▶ [Exercise description]: Please count the lines in the data below that hold the word "Total", and give only the number.

----- Records supplied -----

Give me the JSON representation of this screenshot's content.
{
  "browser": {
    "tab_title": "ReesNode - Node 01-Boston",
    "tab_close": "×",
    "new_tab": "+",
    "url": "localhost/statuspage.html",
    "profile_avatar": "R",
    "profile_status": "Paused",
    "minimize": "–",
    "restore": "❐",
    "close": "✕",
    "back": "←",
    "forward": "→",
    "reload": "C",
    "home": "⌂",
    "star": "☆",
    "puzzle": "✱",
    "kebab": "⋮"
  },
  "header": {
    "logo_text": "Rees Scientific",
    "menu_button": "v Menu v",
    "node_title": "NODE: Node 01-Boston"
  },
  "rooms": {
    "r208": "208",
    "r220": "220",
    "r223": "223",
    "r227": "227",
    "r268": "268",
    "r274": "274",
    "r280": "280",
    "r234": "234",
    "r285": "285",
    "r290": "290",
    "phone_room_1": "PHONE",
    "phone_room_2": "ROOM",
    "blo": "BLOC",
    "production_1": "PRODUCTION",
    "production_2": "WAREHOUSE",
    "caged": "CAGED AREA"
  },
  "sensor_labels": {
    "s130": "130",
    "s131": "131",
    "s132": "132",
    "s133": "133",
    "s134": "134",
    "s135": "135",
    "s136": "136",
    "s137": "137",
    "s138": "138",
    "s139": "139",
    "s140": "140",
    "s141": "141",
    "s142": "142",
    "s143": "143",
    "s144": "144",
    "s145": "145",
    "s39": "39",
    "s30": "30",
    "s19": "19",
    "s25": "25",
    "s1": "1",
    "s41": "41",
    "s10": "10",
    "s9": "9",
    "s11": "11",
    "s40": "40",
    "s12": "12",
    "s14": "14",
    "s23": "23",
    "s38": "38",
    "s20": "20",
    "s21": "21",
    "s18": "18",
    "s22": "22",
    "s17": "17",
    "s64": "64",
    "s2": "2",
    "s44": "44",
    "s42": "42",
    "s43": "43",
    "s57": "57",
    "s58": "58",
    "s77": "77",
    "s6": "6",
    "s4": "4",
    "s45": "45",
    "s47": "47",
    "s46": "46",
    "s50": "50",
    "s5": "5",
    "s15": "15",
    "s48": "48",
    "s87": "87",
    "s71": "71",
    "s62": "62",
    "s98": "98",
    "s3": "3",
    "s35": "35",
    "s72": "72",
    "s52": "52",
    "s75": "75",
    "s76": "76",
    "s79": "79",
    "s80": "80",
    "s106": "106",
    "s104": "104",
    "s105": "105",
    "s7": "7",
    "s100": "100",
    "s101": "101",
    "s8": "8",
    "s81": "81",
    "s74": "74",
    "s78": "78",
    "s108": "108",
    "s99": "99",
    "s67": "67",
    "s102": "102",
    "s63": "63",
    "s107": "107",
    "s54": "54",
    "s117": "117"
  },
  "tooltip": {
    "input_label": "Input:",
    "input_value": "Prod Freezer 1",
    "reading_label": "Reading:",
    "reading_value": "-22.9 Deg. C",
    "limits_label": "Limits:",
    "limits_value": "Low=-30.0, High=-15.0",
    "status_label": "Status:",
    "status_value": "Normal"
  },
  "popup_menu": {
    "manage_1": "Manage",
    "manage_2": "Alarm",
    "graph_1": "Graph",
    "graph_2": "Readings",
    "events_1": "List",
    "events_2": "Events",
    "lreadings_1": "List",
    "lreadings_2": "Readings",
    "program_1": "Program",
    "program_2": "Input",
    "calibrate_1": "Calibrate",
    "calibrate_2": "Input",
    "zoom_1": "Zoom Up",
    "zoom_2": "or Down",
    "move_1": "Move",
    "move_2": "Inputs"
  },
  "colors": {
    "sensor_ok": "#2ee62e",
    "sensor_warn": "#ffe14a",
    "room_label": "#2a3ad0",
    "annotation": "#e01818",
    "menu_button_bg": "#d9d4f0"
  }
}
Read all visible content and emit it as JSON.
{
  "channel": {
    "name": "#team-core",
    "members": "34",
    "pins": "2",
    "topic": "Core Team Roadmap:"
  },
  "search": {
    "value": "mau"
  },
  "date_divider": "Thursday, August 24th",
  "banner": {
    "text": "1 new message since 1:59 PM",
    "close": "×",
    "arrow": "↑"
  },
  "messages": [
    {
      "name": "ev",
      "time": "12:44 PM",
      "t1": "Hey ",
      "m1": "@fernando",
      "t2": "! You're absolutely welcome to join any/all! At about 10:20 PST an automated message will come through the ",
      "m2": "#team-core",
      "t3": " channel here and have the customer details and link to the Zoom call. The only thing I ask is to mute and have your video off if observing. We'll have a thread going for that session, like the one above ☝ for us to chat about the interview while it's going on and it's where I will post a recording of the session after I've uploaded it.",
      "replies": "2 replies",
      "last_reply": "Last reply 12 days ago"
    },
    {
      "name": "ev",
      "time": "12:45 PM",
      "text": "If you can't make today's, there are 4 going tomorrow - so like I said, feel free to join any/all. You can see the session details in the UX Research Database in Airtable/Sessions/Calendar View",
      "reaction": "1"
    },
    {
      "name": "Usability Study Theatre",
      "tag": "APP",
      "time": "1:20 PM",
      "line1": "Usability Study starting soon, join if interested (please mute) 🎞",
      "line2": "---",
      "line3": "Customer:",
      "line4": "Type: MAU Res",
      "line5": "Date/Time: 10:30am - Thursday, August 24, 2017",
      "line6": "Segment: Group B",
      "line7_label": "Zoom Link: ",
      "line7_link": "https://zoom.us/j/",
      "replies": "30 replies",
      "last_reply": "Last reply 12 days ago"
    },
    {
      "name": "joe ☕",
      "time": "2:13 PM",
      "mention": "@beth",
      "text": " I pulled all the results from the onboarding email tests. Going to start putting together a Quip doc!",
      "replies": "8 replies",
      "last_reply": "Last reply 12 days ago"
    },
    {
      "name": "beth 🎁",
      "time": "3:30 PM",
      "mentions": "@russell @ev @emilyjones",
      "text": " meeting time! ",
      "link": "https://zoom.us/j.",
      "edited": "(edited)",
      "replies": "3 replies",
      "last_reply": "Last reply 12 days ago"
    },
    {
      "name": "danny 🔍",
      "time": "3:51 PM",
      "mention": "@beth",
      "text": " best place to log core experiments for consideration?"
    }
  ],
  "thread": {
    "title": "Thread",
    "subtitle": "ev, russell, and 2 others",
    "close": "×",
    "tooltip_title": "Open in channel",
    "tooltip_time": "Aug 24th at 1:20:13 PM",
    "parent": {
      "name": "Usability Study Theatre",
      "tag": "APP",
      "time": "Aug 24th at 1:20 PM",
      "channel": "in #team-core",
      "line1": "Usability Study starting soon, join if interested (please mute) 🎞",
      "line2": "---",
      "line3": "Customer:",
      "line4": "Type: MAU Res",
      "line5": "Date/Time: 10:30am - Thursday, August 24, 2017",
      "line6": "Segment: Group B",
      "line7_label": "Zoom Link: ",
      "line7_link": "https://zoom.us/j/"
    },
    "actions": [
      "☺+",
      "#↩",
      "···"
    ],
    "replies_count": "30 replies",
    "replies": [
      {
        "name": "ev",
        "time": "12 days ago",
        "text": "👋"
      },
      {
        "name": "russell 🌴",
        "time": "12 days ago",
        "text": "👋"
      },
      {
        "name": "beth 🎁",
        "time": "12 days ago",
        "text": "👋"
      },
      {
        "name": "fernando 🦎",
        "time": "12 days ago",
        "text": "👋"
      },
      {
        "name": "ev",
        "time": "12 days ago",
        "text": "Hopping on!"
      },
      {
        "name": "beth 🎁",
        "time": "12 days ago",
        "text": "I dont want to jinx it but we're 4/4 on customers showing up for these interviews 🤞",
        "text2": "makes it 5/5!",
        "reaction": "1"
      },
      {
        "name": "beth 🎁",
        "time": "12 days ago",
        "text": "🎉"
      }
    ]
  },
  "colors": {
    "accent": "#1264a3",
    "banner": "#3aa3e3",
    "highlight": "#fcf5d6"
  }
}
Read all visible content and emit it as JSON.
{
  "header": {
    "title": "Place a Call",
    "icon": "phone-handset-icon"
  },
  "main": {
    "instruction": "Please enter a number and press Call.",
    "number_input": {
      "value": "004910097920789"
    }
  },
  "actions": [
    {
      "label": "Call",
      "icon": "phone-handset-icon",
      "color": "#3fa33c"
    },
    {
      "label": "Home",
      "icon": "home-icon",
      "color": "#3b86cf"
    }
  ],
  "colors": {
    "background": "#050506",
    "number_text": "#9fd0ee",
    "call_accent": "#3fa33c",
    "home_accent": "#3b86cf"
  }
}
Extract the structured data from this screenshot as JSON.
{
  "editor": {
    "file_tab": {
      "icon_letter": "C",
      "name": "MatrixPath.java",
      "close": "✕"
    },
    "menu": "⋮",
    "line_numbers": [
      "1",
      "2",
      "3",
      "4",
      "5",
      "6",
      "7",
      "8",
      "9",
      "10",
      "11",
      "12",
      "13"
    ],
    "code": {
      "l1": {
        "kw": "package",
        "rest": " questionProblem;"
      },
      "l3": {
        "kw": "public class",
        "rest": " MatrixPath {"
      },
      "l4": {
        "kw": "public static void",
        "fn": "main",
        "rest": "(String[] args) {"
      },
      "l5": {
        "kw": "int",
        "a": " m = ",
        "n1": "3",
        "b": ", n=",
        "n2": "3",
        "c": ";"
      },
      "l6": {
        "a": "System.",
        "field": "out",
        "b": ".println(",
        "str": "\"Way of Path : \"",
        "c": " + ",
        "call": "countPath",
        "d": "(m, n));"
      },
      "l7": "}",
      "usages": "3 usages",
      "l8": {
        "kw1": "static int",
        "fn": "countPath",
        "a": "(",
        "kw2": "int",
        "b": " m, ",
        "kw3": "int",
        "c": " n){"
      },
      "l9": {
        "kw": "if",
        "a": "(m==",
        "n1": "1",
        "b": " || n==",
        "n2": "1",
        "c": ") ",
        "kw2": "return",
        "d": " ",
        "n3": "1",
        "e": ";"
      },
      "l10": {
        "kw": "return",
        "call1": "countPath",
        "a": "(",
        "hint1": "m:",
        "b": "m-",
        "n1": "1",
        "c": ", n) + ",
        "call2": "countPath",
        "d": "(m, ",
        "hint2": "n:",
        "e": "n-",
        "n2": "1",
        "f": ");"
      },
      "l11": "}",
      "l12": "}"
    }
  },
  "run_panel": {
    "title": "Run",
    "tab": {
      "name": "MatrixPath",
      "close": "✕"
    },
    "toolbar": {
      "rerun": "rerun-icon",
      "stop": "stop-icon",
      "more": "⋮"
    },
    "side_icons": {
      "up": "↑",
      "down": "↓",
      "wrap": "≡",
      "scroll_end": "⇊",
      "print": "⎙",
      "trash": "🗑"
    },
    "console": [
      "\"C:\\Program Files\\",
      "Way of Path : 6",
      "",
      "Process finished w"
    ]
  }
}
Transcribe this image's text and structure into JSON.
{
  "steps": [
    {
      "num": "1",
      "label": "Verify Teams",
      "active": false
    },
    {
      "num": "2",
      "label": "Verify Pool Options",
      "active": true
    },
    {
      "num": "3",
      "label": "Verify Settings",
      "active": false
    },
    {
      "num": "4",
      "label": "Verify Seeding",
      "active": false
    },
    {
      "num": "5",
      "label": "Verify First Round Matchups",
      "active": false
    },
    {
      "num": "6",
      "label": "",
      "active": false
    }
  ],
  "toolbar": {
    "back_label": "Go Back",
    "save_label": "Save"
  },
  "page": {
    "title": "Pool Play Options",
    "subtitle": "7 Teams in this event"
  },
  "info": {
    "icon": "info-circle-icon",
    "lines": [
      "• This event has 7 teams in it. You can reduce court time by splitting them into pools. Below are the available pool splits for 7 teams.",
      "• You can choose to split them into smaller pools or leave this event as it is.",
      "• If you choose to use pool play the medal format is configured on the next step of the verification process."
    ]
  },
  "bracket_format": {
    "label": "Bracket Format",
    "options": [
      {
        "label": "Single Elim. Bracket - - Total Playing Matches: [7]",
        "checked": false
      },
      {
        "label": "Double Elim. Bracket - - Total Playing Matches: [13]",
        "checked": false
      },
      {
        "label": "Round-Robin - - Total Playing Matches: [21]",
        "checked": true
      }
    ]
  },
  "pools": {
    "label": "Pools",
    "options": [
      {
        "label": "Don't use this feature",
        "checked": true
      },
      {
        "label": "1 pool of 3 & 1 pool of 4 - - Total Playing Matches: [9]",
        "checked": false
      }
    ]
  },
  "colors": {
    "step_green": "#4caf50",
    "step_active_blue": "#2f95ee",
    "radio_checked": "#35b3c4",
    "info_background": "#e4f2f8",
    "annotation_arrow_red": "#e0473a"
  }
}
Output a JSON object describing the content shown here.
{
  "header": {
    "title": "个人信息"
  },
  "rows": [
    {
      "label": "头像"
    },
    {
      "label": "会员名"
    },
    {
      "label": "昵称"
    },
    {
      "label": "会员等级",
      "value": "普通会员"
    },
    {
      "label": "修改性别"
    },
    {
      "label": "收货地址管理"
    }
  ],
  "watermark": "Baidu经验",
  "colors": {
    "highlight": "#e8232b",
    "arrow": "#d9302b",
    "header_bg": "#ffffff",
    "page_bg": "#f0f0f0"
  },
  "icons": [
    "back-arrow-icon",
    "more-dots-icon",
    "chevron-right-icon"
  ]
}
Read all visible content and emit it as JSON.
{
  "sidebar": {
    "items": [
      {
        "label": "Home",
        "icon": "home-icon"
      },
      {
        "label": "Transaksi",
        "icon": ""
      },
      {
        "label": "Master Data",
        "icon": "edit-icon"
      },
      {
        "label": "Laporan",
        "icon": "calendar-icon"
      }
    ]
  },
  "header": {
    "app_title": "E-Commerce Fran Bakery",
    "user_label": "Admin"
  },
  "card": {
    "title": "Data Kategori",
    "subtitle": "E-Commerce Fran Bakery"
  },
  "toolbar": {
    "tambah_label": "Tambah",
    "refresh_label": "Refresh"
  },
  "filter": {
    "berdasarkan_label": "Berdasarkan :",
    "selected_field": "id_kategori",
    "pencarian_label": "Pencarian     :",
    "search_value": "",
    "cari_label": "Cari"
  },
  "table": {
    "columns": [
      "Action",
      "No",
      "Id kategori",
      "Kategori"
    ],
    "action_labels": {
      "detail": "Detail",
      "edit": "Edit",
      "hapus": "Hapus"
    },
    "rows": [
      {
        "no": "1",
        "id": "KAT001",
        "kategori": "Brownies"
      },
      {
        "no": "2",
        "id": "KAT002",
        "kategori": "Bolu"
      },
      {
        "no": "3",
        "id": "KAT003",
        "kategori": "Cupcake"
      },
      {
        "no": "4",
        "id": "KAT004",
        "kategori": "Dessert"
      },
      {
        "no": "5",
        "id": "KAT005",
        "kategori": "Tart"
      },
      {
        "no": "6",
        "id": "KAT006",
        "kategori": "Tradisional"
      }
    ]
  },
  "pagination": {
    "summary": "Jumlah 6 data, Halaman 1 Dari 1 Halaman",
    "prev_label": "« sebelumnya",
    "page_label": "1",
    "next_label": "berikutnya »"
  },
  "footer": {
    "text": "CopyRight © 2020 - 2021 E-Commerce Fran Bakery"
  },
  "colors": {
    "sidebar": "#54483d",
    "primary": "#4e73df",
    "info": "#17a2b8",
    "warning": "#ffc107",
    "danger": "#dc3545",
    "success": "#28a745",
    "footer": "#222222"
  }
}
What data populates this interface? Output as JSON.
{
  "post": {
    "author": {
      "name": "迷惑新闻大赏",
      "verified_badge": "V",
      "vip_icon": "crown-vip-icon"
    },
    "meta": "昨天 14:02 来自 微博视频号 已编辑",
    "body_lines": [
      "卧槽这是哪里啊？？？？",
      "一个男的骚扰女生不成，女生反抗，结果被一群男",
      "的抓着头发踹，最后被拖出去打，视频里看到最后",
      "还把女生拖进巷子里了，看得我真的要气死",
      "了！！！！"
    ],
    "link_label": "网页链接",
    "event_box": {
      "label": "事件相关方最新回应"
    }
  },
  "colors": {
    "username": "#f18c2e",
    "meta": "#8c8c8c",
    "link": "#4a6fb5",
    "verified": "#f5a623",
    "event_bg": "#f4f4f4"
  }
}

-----

▶ [Final answer]: 4